We learned that when an American asks for Espresso café, he has one expectation. When an Italian asks for Espresso he has another and French a third. So they know the nation of origin of every passenger and staff and what their preferences are. The same goes for the consistency of the cooking of Pasta, Italians expect Al Dente and other nationalities may expect it to be cooked to a different consistency. All the bread and rolls are baked fresh daily by a staff of 8 bakers. They serve 3800 guest dinners per night ordered from a limited menu and with two seatings they can predict what percentage of people will order what and at the end of the night may waste 5-20 meals. Amazing!!! Did I mention that they wash 150,000 dishes a day not to mention silverware and glasses

Hello Istanbul
Where West meets East
From my visit 40 years ago I used to tell people “Istanbul is where West clashes with East” Now I would say that “Istanbul is where West meets East.” This city is over 6 million people and it is the only city in the world to sit on two continents, Asia and Europe. It has had several names over the years including Byzantium, New Rome and Constantinople. Turkey is 98% Muslin but it is by far, the most westernized of the Arabic countries. Most women dress western style but there are some that still cover up completely in burka’s. We even saw some who were middle ground; head and arms completely covered but with blue jeans and tennis shoes.

Turkey’s relations with the US are extremely strong and unlike other Arabic countries, are not based on Oil production. They have equal pay and equal rights for women and a democratic society.

Islam requires that everyone give 2 1/2% of their earnings to the poor. So Turkey has its share of poor people but little or no poverty or homeless.
The Blue Mosque with its 6 minarets is one of the most beautiful and popular Islamic religious centers of the world. St.Sophia Basilica is an extraordinary architecture example dressed in marble and precious stones decorating its walls and galleries.

I remember the Grand Bazaar from 40 years ago and it was a fascinating place to visit and haggle with the vendors throughout its small alleys and stalls. It has changed now and haggling is still the main stay of negotiating prices but its much more commercial now.

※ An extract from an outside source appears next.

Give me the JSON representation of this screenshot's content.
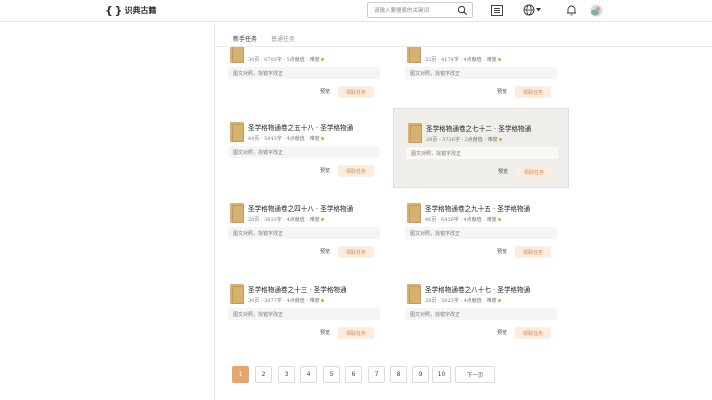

The museum at Topkapi Palace is by far the most interesting, built for and by ancient sultans it is a beautiful place with exquisite jewels and treasures on display.

Dubrovnik, Croatia
Dubrovnik was certainly the most pleasant surprise of this cruise. What a beautiful and wonderful city. Croatia was part of Yugoslavia and when communism fell, so did Yugoslavia which divided into 5 countries. It survived a nasty war with Bosnia in the early 1990’s and some evidence of the damage still exists today.
It is set in front of a picturesque hillside on the Dalmatian coast across the Adriatic Sea from Italy. The old city is lined with cobbled streets, fountains, and churches and surrounded by a 700-year-old city wall, which is mostly still intact. We walked on top of most of the wall and the perspective it gives you of Dubrovnik is wonderful. They have rebuilt the cable car that goes up the mountain which has some beautiful panoramic views of the city, coast and surrounding islands.

Dinner, on most of the nights closes with fun and bravura from the staff. One night, as the lights went out, desert was presented to a recording of O’ sole Mia as the staff appeared around the periphery of the restaurant with desert in one hand and sparklers in the other…. Patrons lifted their napkins and swirled them like homer hankies at a baseball game.

The staff appears to be very happy, jovial and full of life as they take care of your every need. They are a pleasure to be with.

If you go